MSNBC Anchor: Obamacare = N-Word
MSNBC's Melissa Harris-Perry evidently exists to say ridiculous things. The same radical who declared that all children belong to the state said Sunday that "Obamacare" is the new "n-word."
"Good morning, I'm Melissa Harris-Perry. I want to talk today about a controversial word," the Tulane professor began Sunday's show. "It’s a word that has been with us for years. And like it or not, it’s indelibly printed in the pages of American history. A word that was originally intended as a derogatory term, meant to shame, and divide, and demean. The word was conceived of by a group of wealthy white men who needed a way to put themselves above and apart from a black man. To render him inferior, and unequal, and to diminish his accomplishments."
Subtle! Why, it's not predictable at all where this is going!
"President Obama has been labelled with this word by his opponents. And at first he rose above it, hoping that if he could just make a cause for what he'd achieved, his opponents would fail in making their label stick. But no matter how many successes that he had as president, he realized there were still many people for whom he’d never be anything more than that one disparaging word. A belief he knew was held not just by his political opponents, but also by a significant portion of the American electorate.

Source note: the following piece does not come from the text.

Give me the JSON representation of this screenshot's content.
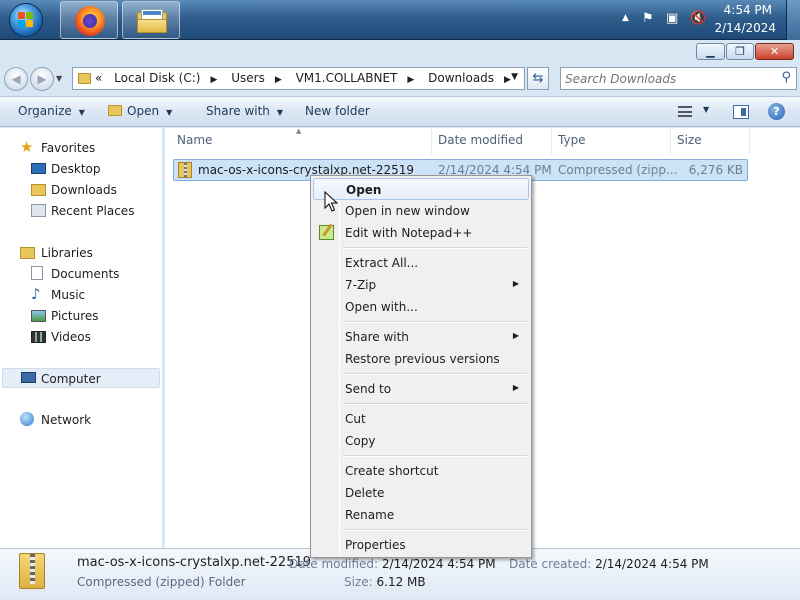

"And so he decided, if you can’t beat them, you’ve got to join them. And he embraced the word and made it his own, sending his opposition a message they weren’t expecting -- 'if that’s what you want me to be, I’ll be that.' Y’all know the word that I’m talking about. ObamaCare. That's right! I said it and I’m not ashamed and neither is President Obama. Because he knows that of all his victories over two terms in office, his legacy is ultimately going to be remembered for this one single word.
I mean, what do you call the president who rescues the U.S. auto industry? ObamaCare. What do you call the president who finally eliminates Osama bin Laden?"
With his bare hands, no less.
And so on.